But there’s very little joy in the book. Most of it is either about God (there’s A LOT of Christianity in this book), or regurgitating Jane Austen info that we can find anywhere, or dissecting a non-existent relationship with a guy named Jack, that she meets at the start of the trip. None of these are positive musings, except the Jane part, as we love Jane, but I would have preferred less rehashing of known info.

And there’s very little in the way of a sense of humor in this book – a ‘make the best of it, find the humor in it’ mentality. I mean, she’s in freakin’ England visiting Austen sites. What is there not to be happy about??? She has an ongoing illness, which I am sorry about, but if it was going to drag her down as much as it does physically, mentally, emotionally (and us with her), then maybe she shouldn’t have gone.

Tina Fey

She also makes a huge error in judgment in the beginning of the book with a man she meets, inexcusable in one who is supposedly so well versed in Austen’s novels, which I go into more detail about in my post.

I don’t really have a connection to Tina Fey here, except that she strikes me as a 21st century Austen in her medium – television. She’s the edgy, sarcastic, funny, sometimes bitter side of all of us. As Elizabeth Gilbert is the open, loving, spiritual, innocent side. I think we should do justice to both.
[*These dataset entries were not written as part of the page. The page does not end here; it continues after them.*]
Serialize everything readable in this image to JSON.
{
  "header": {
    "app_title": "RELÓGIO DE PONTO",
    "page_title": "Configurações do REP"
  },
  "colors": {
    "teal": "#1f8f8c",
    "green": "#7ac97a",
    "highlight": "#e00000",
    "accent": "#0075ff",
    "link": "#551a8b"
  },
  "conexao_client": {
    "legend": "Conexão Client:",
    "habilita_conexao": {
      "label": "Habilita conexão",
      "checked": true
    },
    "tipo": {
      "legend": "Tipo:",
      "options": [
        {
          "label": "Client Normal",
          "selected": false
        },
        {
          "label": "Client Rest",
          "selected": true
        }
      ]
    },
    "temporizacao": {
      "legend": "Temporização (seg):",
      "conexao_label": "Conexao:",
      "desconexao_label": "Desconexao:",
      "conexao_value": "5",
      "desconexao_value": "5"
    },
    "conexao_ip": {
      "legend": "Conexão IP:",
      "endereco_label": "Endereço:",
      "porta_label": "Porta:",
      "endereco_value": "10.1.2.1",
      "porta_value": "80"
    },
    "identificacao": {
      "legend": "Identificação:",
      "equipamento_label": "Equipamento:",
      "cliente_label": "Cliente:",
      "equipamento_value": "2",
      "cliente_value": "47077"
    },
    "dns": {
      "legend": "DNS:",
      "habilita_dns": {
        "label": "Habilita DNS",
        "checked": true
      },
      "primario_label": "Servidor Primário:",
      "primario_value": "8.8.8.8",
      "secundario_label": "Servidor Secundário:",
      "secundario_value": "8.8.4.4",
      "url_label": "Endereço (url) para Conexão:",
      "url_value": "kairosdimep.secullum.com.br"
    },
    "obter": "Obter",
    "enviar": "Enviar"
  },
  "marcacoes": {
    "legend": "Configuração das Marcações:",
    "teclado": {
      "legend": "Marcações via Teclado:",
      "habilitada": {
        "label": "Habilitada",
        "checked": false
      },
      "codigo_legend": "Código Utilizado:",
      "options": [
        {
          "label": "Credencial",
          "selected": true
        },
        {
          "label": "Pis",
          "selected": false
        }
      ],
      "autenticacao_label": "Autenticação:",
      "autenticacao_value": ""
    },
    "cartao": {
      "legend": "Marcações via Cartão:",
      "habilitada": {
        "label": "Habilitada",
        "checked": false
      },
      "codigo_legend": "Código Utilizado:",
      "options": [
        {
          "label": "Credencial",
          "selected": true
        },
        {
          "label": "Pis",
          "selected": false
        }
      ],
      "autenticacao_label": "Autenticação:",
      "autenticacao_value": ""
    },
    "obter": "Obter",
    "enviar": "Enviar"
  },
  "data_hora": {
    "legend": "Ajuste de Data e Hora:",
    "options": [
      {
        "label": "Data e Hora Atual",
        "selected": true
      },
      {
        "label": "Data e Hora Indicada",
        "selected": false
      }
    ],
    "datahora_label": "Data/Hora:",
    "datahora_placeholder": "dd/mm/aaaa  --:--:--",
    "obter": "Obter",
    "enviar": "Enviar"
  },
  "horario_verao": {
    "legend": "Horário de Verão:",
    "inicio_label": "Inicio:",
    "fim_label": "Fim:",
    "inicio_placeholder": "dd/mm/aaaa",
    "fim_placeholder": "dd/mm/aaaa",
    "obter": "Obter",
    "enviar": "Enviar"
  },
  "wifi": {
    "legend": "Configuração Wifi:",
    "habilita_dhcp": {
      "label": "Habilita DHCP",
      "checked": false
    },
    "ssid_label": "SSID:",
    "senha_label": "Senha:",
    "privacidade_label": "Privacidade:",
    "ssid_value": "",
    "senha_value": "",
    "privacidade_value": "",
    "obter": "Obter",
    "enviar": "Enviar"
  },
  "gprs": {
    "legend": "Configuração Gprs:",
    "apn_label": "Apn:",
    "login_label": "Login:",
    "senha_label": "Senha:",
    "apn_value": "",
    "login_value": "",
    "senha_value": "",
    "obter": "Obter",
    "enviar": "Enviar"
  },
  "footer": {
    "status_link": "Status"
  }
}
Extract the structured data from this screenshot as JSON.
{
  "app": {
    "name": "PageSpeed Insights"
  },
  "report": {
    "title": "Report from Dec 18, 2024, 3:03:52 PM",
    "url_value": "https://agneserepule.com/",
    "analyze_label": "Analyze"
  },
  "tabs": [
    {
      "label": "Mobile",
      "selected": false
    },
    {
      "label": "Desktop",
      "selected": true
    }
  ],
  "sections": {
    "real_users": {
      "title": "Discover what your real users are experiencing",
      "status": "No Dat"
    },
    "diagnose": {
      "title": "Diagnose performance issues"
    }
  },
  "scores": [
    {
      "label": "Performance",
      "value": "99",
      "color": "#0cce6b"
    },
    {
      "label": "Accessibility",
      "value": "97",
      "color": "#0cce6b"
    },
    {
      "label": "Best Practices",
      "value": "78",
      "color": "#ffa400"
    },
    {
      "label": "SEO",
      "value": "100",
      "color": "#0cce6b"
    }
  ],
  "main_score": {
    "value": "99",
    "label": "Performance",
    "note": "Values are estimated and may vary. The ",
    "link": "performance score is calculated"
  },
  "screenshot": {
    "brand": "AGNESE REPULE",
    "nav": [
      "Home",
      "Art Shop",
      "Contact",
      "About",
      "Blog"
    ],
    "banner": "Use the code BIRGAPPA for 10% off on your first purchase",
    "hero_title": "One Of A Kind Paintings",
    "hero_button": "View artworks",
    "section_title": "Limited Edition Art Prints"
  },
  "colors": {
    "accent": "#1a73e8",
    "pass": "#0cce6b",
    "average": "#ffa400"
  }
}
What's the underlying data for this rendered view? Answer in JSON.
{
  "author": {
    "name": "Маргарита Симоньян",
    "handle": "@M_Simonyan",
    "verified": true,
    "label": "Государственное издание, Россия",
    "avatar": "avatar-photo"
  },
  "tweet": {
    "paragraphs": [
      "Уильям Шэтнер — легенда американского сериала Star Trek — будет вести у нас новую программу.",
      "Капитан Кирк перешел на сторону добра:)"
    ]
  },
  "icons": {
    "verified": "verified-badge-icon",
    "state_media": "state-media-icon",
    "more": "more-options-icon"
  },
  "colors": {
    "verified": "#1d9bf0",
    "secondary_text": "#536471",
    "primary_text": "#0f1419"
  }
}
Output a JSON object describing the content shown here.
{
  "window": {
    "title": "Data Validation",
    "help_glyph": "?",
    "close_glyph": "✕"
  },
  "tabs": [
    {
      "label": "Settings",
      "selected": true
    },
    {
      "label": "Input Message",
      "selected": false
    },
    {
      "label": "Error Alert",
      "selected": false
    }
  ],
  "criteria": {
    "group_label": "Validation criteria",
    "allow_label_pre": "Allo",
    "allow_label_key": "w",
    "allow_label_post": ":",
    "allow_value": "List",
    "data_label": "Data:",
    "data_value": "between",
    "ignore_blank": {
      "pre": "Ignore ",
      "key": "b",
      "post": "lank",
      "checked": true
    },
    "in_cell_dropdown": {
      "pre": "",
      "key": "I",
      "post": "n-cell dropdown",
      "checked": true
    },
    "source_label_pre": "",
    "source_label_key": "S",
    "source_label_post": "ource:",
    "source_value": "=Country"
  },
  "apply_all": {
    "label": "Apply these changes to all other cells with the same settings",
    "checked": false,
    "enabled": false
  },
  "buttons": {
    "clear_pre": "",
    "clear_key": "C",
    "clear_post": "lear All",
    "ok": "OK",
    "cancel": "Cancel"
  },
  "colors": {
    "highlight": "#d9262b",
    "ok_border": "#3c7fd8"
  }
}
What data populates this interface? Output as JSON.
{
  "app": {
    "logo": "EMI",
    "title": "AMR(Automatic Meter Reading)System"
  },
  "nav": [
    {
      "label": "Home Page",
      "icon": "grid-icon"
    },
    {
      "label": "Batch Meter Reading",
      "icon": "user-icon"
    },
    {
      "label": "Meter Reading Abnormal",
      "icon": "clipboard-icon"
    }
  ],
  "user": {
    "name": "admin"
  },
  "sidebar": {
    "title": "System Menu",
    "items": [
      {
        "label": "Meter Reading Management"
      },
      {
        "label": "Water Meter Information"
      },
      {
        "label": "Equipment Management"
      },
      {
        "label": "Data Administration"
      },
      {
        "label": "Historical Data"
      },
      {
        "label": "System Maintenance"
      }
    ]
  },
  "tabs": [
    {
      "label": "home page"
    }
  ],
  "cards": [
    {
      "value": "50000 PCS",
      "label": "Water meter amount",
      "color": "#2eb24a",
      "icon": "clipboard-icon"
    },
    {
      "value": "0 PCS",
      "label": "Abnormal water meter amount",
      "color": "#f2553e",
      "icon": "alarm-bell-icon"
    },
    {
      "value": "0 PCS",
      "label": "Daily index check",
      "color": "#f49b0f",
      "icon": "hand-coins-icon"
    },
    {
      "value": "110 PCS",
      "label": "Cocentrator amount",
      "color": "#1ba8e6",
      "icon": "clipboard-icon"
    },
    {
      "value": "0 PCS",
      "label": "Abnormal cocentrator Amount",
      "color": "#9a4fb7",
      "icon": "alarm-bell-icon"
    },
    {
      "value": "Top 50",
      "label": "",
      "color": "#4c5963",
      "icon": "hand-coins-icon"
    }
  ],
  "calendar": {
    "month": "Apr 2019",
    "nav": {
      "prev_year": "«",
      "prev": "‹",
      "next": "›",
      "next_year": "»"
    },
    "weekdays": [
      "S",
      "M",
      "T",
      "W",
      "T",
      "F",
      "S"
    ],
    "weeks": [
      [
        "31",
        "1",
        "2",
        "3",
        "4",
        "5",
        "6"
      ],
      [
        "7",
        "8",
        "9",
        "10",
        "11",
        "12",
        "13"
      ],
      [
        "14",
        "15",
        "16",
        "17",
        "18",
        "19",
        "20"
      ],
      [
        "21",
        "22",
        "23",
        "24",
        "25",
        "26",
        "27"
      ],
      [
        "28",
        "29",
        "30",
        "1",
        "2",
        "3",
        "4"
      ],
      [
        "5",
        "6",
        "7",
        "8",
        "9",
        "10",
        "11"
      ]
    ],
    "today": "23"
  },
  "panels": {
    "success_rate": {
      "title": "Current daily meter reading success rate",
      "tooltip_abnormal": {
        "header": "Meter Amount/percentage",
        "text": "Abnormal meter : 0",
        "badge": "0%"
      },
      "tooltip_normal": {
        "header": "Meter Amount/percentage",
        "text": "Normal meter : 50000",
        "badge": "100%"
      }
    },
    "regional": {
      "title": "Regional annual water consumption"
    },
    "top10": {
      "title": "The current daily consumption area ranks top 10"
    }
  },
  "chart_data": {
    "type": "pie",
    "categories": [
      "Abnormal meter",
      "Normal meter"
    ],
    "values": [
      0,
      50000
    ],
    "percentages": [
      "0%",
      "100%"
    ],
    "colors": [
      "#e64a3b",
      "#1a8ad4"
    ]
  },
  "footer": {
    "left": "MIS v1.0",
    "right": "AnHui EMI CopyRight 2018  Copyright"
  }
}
Plus, my best friend swears Tina Fey reminds her of me. I’m taking that as a compliment.

Evelina by Frances Burney

I haven’t just been completely idle; I have started Evelina by Fanny Burney and have decided two things.

You’ll have to go to the website to find out what they are: Embarking on a Course of Study

More Posts on the Topic

Read Full Post »

Older Posts »

Follow

Get every new post delivered to your Inbox.

Join 4,494 other followers